alice3Volunteers and parents are in agreement with Watson about why the project is beneficial to the school community. “I love seeing the kids be a part of something bigger than what they could be on their own. Over the course of a few weeks, they develop a large family that supports, encourages, and celebrates each participant and their unique talents. says parent Rebecca Madonna. “I have watched them discover of a facet of themselves I never would have otherwise seen,” she continues.

Loyal Heights students have clearly gained so much from the rehearsal process in addition to the excitement of the upcoming performances this weekend. “My favorite part about rehearsals is being able to become a whole different person that is completely opposite from me. I also love getting taught how to be a better actress each day,” says Jillian N., who plays The Queen of Hearts.

The students are thrilled to share their favorite parts of the show with the local community this weekend. “My favorite part of the show is being with my co-kitties, Kjersten W. and Ella T, because they are so loving and supporting. I feel like they’re family,” says Isa C-M., who plays one of the Cheshire Cats. Asher W., The March Hare, says that his favorite part is “the Tea Party because its really fun and exciting!”

Alice in Wonderland will be performed this Saturday, March 29, at 1 p.m. and 6 p.m. and Sunday, March 30, at 1 p.m. and 6 p.m.

Tickets are now on sale and cost $10 per person, children under 2 years are free.

Tickets will only be sold online and can be purchased here.

All proceeds from ticket sales go towards covering the cost of sets, props and costumes which have been designed and created for the production.

Photos courtesy of Loyal Heights Elementary.

Ballard girl wins for 3-minute claymation

Loyal Heights Elementary student, Ellie Dynes is one of 11 winners of the 2011 Seattle Times / Seattle International Film Festival “3 Minute Masterpiece contest.” Times editors and SIFF staffers watched nearly 100 productions before narrowing down to the winning selections.

Dynes piece is a claymation short called “Piggiepalooza.” Here is a little about the film:

Five guinea pigs compete in a talent show in this Claymation short by Loyal Heights Elementary School student Ellie Dynes. Who wins? You have to watch to find out, but here’s a hint: “I wanted to make an underdog story,” said Dynes. She and her mother’s friend, Stacey Ringo, painstakingly moved the characters no more than a centimeter or so between every shot; the film consists of 356 shots overall. Dynes has this tip for budding Claymation artists: “You want your characters to have flat bottoms, because otherwise you have to move their legs in every shot, and that’s a lot of work.”

All the winning entries can be seen here. They’ll also be shown on the big screen at 10 a.m. Saturday, May 21, at SIFF Cinema at Seattle Center, when the grand-prize winner will be announced.
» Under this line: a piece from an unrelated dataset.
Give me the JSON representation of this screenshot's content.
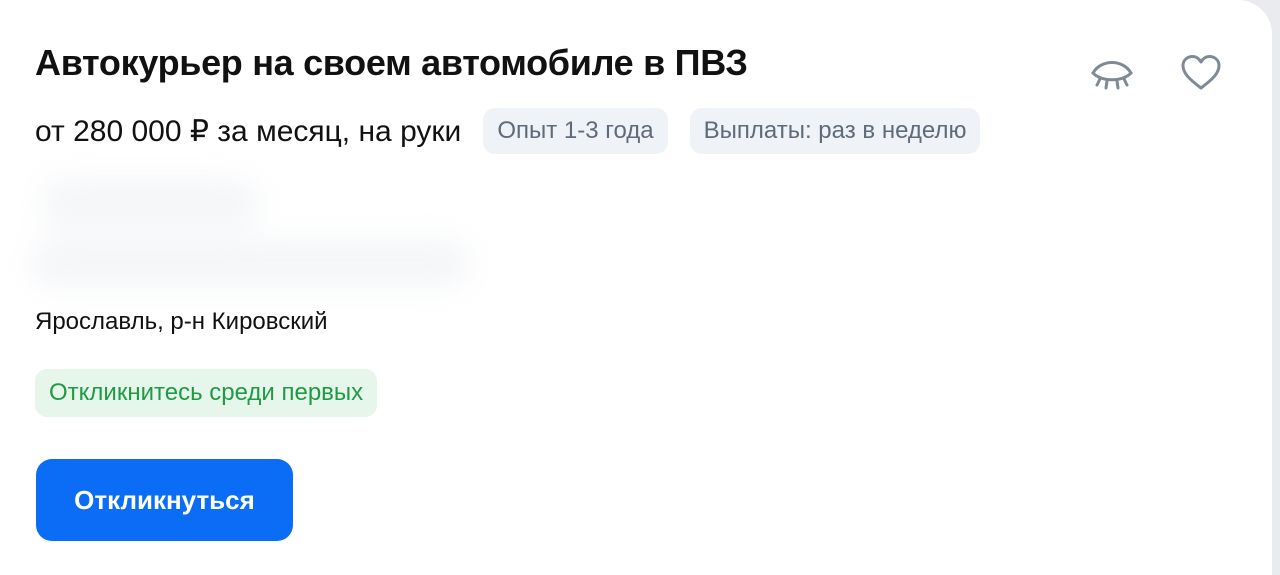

The screening is free, but tickets are required: 206-324-9996.

Loyal Heights Elementary honored for overall excellence

Loyal Heights Elementary is one of ten schools in the Seattle School District honored this morning for winning the statewide Washington Achievement Award for overall excellence. The schools were selected based on their statewide assessment data for the three previous years. Loyal Heights won the same award in 2009.

Other Seattle schools honored at a ceremony at Lincoln High School in Tacoma this morning were:

• Catharine Blaine K-8
• Bryant Elementary
• Concord International School
• Frantz Coe Elementary
• John Hay Elementary
• McGilvra Elementary
• Mercer Middle School
• Montlake Elementary
• Schmitz Park Elementary

Three other Seattle schools were recognized in language arts, math, and extended graduation rate.

Neighborhood schools score high marks

When Seattle Public Schools released a new ranking of all schools in the district this morning, two of the top 12 ended up being right here in the neighborhood.  Loyal Heights Elementary and North Beach Elementary both received the highest ranking of 5.  That ranking means a high number of students pass state tests and that their test scores are improving. The rankings also reflect how students, staff, and family members feel about the school’s atmosphere. You can take a closer look at the rankings here.